I've written a great deal in the past about the notions of "indirect product placement," and more recently, about the notion of "Consumer Fortified Media" (CGM). Both of these concepts are nicely captured in this morning's front page article in the New York Times. (Hottest Ad Space in Times Square May Be on Tourists' Cameras). The article captures how advertisers are getting an extra return -- I call this a "CGM multiple" -- from their advertisements showing up in camera and video phone imagery. For example, the Charmin brand's portable
bathrooms in Times Square scored an extra "CGM Multiple" through
tourist discovery and image and video capture. Same could be said for the Hershey store. Heck, and impression is an impression, right? In this new consumer-controlled surveillance culture, brands constantly dot the backdrop of our environment.

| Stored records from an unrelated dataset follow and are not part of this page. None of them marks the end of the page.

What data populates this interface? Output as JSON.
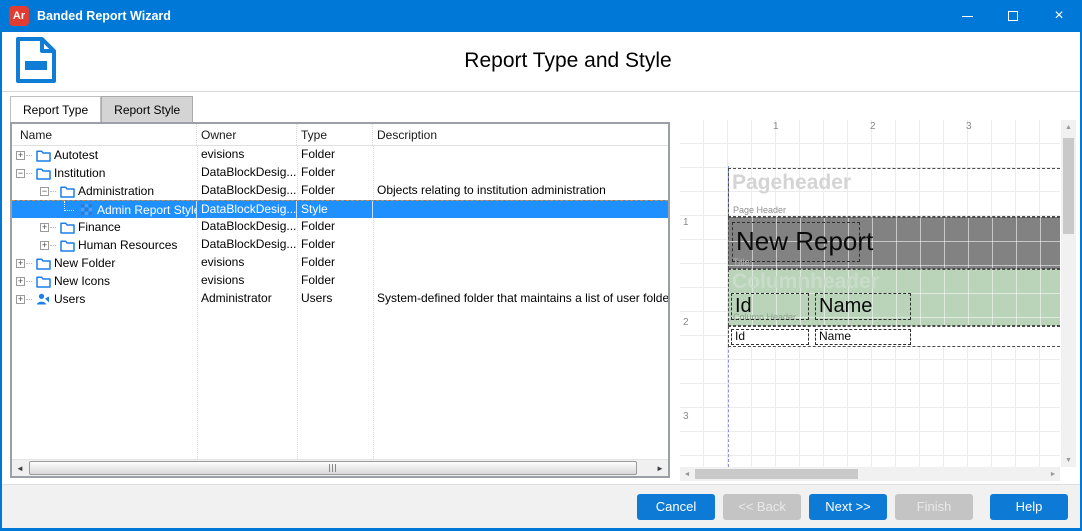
{
  "window": {
    "title": "Banded Report Wizard",
    "app_icon_text": "Ar"
  },
  "header": {
    "title": "Report Type and Style"
  },
  "tabs": [
    {
      "label": "Report Type",
      "active": false
    },
    {
      "label": "Report Style",
      "active": true
    }
  ],
  "tree": {
    "columns": [
      "Name",
      "Owner",
      "Type",
      "Description"
    ],
    "rows": [
      {
        "name": "Autotest",
        "owner": "evisions",
        "type": "Folder",
        "description": "",
        "level": 0,
        "expander": "+",
        "icon": "folder",
        "selected": false
      },
      {
        "name": "Institution",
        "owner": "DataBlockDesig...",
        "type": "Folder",
        "description": "",
        "level": 0,
        "expander": "-",
        "icon": "folder",
        "selected": false
      },
      {
        "name": "Administration",
        "owner": "DataBlockDesig...",
        "type": "Folder",
        "description": "Objects relating to institution administration",
        "level": 1,
        "expander": "-",
        "icon": "folder",
        "selected": false
      },
      {
        "name": "Admin Report Style",
        "owner": "DataBlockDesig...",
        "type": "Style",
        "description": "",
        "level": 2,
        "expander": "",
        "icon": "style",
        "selected": true
      },
      {
        "name": "Finance",
        "owner": "DataBlockDesig...",
        "type": "Folder",
        "description": "",
        "level": 1,
        "expander": "+",
        "icon": "folder",
        "selected": false
      },
      {
        "name": "Human Resources",
        "owner": "DataBlockDesig...",
        "type": "Folder",
        "description": "",
        "level": 1,
        "expander": "+",
        "icon": "folder",
        "selected": false
      },
      {
        "name": "New Folder",
        "owner": "evisions",
        "type": "Folder",
        "description": "",
        "level": 0,
        "expander": "+",
        "icon": "folder",
        "selected": false
      },
      {
        "name": "New Icons",
        "owner": "evisions",
        "type": "Folder",
        "description": "",
        "level": 0,
        "expander": "+",
        "icon": "folder",
        "selected": false
      },
      {
        "name": "Users",
        "owner": "Administrator",
        "type": "Users",
        "description": "System-defined folder that maintains a list of user folders",
        "level": 0,
        "expander": "+",
        "icon": "users",
        "selected": false
      }
    ]
  },
  "preview": {
    "h_ruler": [
      "1",
      "2",
      "3"
    ],
    "v_ruler": [
      "1",
      "2",
      "3"
    ],
    "pageheader": {
      "watermark": "Pageheader",
      "label": "Page Header"
    },
    "title_band": {
      "text": "New Report",
      "label": "Title"
    },
    "columnheader": {
      "watermark": "Columnheader",
      "label": "Column Header",
      "fields": [
        "Id",
        "Name"
      ]
    },
    "detail": {
      "fields": [
        "Id",
        "Name"
      ]
    }
  },
  "buttons": [
    {
      "label": "Cancel",
      "enabled": true
    },
    {
      "label": "<< Back",
      "enabled": false
    },
    {
      "label": "Next >>",
      "enabled": true
    },
    {
      "label": "Finish",
      "enabled": false
    },
    {
      "label": "Help",
      "enabled": true
    }
  ],
  "colors": {
    "accent": "#0078d7",
    "app_icon_bg": "#e03c31",
    "selection": "#1e90ff",
    "band_dark": "#828282",
    "band_green": "#bad4ba",
    "button_blue": "#0d7ad6",
    "button_disabled": "#c4c4c4"
  }
}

Branded experienced dot the backdrop of our blog narratives, and brand imagery dots the backdrop of everyday experiences captures through a growing host of "capture mechanisms," from digital cameras and camera phones to video-enabled PDAs. This presents both challenges and opportunities. For every great brand experience a consumer can readily capture, a bad one lurks around the corner. That's why, in this environment, it always pays to listen.